DATA UNDER STUDY START
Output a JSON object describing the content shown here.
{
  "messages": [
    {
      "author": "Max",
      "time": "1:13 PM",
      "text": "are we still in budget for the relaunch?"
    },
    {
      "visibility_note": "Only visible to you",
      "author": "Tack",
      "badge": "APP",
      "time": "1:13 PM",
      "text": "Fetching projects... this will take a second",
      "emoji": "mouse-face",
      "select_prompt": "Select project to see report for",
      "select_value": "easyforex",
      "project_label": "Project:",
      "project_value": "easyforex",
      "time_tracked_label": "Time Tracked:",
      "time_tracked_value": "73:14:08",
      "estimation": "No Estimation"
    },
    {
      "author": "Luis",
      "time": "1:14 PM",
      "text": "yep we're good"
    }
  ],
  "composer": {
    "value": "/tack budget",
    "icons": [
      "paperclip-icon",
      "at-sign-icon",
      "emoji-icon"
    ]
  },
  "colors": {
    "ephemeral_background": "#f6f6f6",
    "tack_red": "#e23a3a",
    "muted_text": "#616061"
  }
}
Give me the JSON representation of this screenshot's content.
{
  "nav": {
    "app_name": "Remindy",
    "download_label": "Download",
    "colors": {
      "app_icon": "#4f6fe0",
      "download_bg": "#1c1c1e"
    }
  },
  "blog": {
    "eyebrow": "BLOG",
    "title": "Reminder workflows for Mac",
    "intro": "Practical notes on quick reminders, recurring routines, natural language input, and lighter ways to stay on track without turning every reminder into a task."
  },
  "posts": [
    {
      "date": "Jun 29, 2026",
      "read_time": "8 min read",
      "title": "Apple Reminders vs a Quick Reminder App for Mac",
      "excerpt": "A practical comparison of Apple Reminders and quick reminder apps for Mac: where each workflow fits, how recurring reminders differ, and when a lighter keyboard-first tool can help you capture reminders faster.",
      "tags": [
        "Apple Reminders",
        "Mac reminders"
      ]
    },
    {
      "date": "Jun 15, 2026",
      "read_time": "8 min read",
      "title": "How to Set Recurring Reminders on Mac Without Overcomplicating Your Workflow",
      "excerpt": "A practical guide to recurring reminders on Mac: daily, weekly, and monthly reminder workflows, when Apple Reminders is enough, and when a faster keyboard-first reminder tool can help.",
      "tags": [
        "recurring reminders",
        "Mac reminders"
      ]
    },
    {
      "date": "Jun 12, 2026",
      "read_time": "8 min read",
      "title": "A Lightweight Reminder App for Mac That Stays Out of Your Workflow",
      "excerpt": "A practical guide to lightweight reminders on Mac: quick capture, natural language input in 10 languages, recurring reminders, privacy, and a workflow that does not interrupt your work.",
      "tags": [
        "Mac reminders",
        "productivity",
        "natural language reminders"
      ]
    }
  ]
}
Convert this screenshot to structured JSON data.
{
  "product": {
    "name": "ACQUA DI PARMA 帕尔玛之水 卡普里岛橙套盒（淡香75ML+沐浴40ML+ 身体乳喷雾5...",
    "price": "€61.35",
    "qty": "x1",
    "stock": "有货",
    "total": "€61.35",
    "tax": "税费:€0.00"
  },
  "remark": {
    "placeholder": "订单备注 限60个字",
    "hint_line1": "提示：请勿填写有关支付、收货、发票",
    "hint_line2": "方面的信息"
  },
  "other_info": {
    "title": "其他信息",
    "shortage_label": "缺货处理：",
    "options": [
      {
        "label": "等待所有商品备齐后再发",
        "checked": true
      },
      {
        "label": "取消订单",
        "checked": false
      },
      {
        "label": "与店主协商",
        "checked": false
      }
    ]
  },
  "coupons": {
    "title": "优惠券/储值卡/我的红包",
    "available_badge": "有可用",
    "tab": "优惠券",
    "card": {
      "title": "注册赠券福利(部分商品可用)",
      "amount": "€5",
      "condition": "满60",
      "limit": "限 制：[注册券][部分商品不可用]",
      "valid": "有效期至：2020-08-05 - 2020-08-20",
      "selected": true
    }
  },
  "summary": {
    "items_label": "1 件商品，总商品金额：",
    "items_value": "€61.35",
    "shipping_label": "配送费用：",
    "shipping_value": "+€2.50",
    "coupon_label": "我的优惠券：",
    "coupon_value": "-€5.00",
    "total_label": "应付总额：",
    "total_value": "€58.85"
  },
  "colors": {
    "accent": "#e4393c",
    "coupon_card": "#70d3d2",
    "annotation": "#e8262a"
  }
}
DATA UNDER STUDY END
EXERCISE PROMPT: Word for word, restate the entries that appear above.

YOUR SOLUTION:
Output a JSON object describing the content shown here.
{
  "messages": [
    {
      "author": "Max",
      "time": "1:13 PM",
      "text": "are we still in budget for the relaunch?"
    },
    {
      "visibility_note": "Only visible to you",
      "author": "Tack",
      "badge": "APP",
      "time": "1:13 PM",
      "text": "Fetching projects... this will take a second",
      "emoji": "mouse-face",
      "select_prompt": "Select project to see report for",
      "select_value": "easyforex",
      "project_label": "Project:",
      "project_value": "easyforex",
      "time_tracked_label": "Time Tracked:",
      "time_tracked_value": "73:14:08",
      "estimation": "No Estimation"
    },
    {
      "author": "Luis",
      "time": "1:14 PM",
      "text": "yep we're good"
    }
  ],
  "composer": {
    "value": "/tack budget",
    "icons": [
      "paperclip-icon",
      "at-sign-icon",
      "emoji-icon"
    ]
  },
  "colors": {
    "ephemeral_background": "#f6f6f6",
    "tack_red": "#e23a3a",
    "muted_text": "#616061"
  }
}
Give me the JSON representation of this screenshot's content.
{
  "nav": {
    "app_name": "Remindy",
    "download_label": "Download",
    "colors": {
      "app_icon": "#4f6fe0",
      "download_bg": "#1c1c1e"
    }
  },
  "blog": {
    "eyebrow": "BLOG",
    "title": "Reminder workflows for Mac",
    "intro": "Practical notes on quick reminders, recurring routines, natural language input, and lighter ways to stay on track without turning every reminder into a task."
  },
  "posts": [
    {
      "date": "Jun 29, 2026",
      "read_time": "8 min read",
      "title": "Apple Reminders vs a Quick Reminder App for Mac",
      "excerpt": "A practical comparison of Apple Reminders and quick reminder apps for Mac: where each workflow fits, how recurring reminders differ, and when a lighter keyboard-first tool can help you capture reminders faster.",
      "tags": [
        "Apple Reminders",
        "Mac reminders"
      ]
    },
    {
      "date": "Jun 15, 2026",
      "read_time": "8 min read",
      "title": "How to Set Recurring Reminders on Mac Without Overcomplicating Your Workflow",
      "excerpt": "A practical guide to recurring reminders on Mac: daily, weekly, and monthly reminder workflows, when Apple Reminders is enough, and when a faster keyboard-first reminder tool can help.",
      "tags": [
        "recurring reminders",
        "Mac reminders"
      ]
    },
    {
      "date": "Jun 12, 2026",
      "read_time": "8 min read",
      "title": "A Lightweight Reminder App for Mac That Stays Out of Your Workflow",
      "excerpt": "A practical guide to lightweight reminders on Mac: quick capture, natural language input in 10 languages, recurring reminders, privacy, and a workflow that does not interrupt your work.",
      "tags": [
        "Mac reminders",
        "productivity",
        "natural language reminders"
      ]
    }
  ]
}
Convert this screenshot to structured JSON data.
{
  "product": {
    "name": "ACQUA DI PARMA 帕尔玛之水 卡普里岛橙套盒（淡香75ML+沐浴40ML+ 身体乳喷雾5...",
    "price": "€61.35",
    "qty": "x1",
    "stock": "有货",
    "total": "€61.35",
    "tax": "税费:€0.00"
  },
  "remark": {
    "placeholder": "订单备注 限60个字",
    "hint_line1": "提示：请勿填写有关支付、收货、发票",
    "hint_line2": "方面的信息"
  },
  "other_info": {
    "title": "其他信息",
    "shortage_label": "缺货处理：",
    "options": [
      {
        "label": "等待所有商品备齐后再发",
        "checked": true
      },
      {
        "label": "取消订单",
        "checked": false
      },
      {
        "label": "与店主协商",
        "checked": false
      }
    ]
  },
  "coupons": {
    "title": "优惠券/储值卡/我的红包",
    "available_badge": "有可用",
    "tab": "优惠券",
    "card": {
      "title": "注册赠券福利(部分商品可用)",
      "amount": "€5",
      "condition": "满60",
      "limit": "限 制：[注册券][部分商品不可用]",
      "valid": "有效期至：2020-08-05 - 2020-08-20",
      "selected": true
    }
  },
  "summary": {
    "items_label": "1 件商品，总商品金额：",
    "items_value": "€61.35",
    "shipping_label": "配送费用：",
    "shipping_value": "+€2.50",
    "coupon_label": "我的优惠券：",
    "coupon_value": "-€5.00",
    "total_label": "应付总额：",
    "total_value": "€58.85"
  },
  "colors": {
    "accent": "#e4393c",
    "coupon_card": "#70d3d2",
    "annotation": "#e8262a"
  }
}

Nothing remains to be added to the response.